GOAL OF THE EXERCISE :: Select and copy out every line in the records containing "name".

STUDY MATERIAL ::
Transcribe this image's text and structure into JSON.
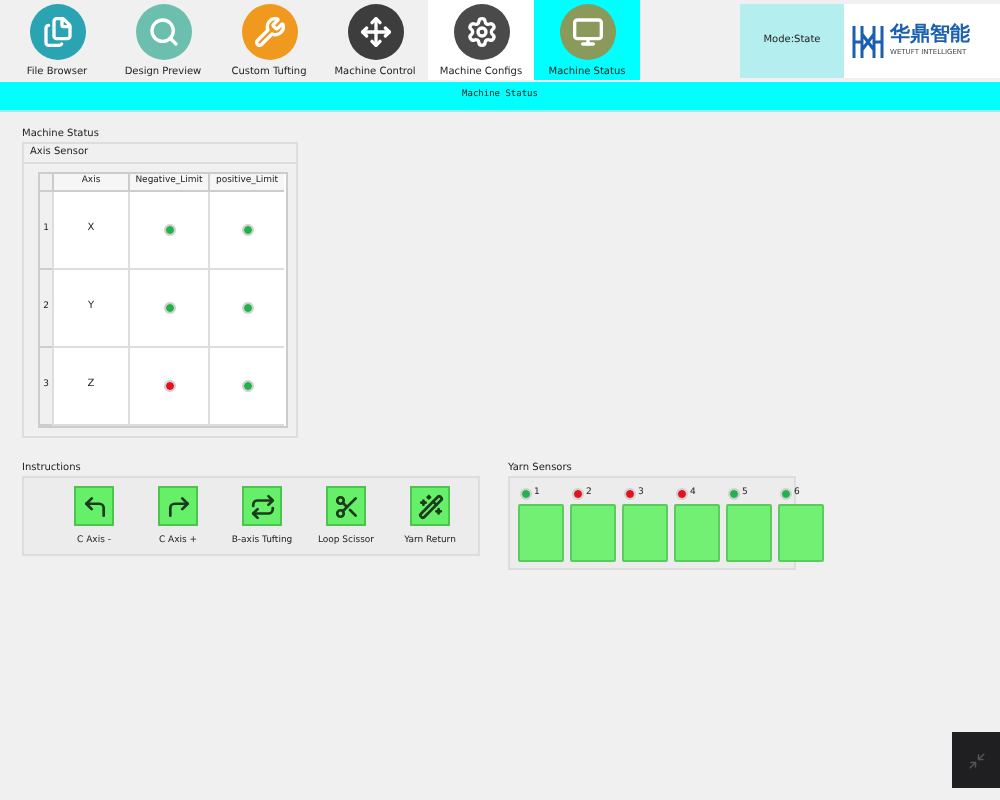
{
  "toolbar": {
    "tabs": [
      {
        "label": "File Browser",
        "selected": false,
        "hovered": false
      },
      {
        "label": "Design Preview",
        "selected": false,
        "hovered": false
      },
      {
        "label": "Custom Tufting",
        "selected": false,
        "hovered": false
      },
      {
        "label": "Machine Control",
        "selected": false,
        "hovered": false
      },
      {
        "label": "Machine Configs",
        "selected": false,
        "hovered": true
      },
      {
        "label": "Machine Status",
        "selected": true,
        "hovered": false
      }
    ],
    "mode": "Mode:State",
    "logo": {
      "name": "华鼎智能",
      "tagline": "WETUFT INTELLIGENT"
    }
  },
  "title_bar": "Machine Status",
  "machine_status": {
    "title": "Machine Status",
    "axis_sensor": {
      "title": "Axis Sensor",
      "columns": [
        "Axis",
        "Negative_Limit",
        "positive_Limit"
      ],
      "rows": [
        {
          "index": "1",
          "axis": "X",
          "negative_limit": {
            "color": "#22b24c"
          },
          "positive_limit": {
            "color": "#22b24c"
          }
        },
        {
          "index": "2",
          "axis": "Y",
          "negative_limit": {
            "color": "#22b24c"
          },
          "positive_limit": {
            "color": "#22b24c"
          }
        },
        {
          "index": "3",
          "axis": "Z",
          "negative_limit": {
            "color": "#e0141e"
          },
          "positive_limit": {
            "color": "#22b24c"
          }
        }
      ]
    }
  },
  "instructions": {
    "title": "Instructions",
    "buttons": [
      {
        "label": "C Axis -"
      },
      {
        "label": "C Axis +"
      },
      {
        "label": "B-axis Tufting"
      },
      {
        "label": "Loop Scissor"
      },
      {
        "label": "Yarn Return"
      }
    ]
  },
  "yarn_sensors": {
    "title": "Yarn Sensors",
    "sensors": [
      {
        "label": "1",
        "color": "#22b24c"
      },
      {
        "label": "2",
        "color": "#e0141e"
      },
      {
        "label": "3",
        "color": "#e0141e"
      },
      {
        "label": "4",
        "color": "#e0141e"
      },
      {
        "label": "5",
        "color": "#22b24c"
      },
      {
        "label": "6",
        "color": "#22b24c"
      }
    ]
  }
}
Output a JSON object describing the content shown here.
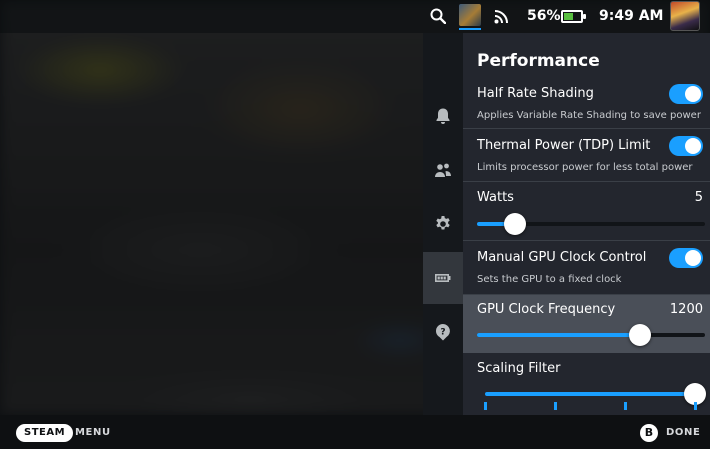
{
  "status_bar": {
    "battery_percent": "56%",
    "battery_level": 0.56,
    "time": "9:49 AM",
    "icons": [
      "search-icon",
      "running-game-icon",
      "wifi-icon",
      "battery-icon",
      "user-avatar"
    ]
  },
  "nav": {
    "items": [
      {
        "name": "notifications",
        "icon": "bell-icon",
        "active": false
      },
      {
        "name": "friends",
        "icon": "friends-icon",
        "active": false
      },
      {
        "name": "settings",
        "icon": "gear-icon",
        "active": false
      },
      {
        "name": "performance",
        "icon": "battery-icon",
        "active": true
      },
      {
        "name": "help",
        "icon": "help-icon",
        "active": false
      }
    ]
  },
  "panel": {
    "title": "Performance",
    "half_rate_shading": {
      "label": "Half Rate Shading",
      "description": "Applies Variable Rate Shading to save power",
      "enabled": true
    },
    "tdp_limit": {
      "label": "Thermal Power (TDP) Limit",
      "description": "Limits processor power for less total power",
      "enabled": true
    },
    "watts": {
      "label": "Watts",
      "value": "5",
      "value_num": 5,
      "min": 3,
      "max": 15
    },
    "gpu_clock_control": {
      "label": "Manual GPU Clock Control",
      "description": "Sets the GPU to a fixed clock",
      "enabled": true
    },
    "gpu_clock_frequency": {
      "label": "GPU Clock Frequency",
      "value": "1200",
      "value_num": 1200,
      "min": 200,
      "max": 1600
    },
    "scaling_filter": {
      "label": "Scaling Filter",
      "level_fraction": 1.0,
      "notch_count": 4
    }
  },
  "bottom_bar": {
    "steam_label": "STEAM",
    "menu_label": "MENU",
    "b_button": "B",
    "done_label": "DONE"
  },
  "colors": {
    "accent": "#1a9fff",
    "panel_bg": "#23262e",
    "focused_row": "#4a4f58",
    "battery_green": "#59bf40"
  }
}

RESPONSE BOX ::
      "name": "华鼎智能",
        "name": "notifications",
        "name": "friends",
        "name": "settings",
        "name": "performance",
        "name": "help",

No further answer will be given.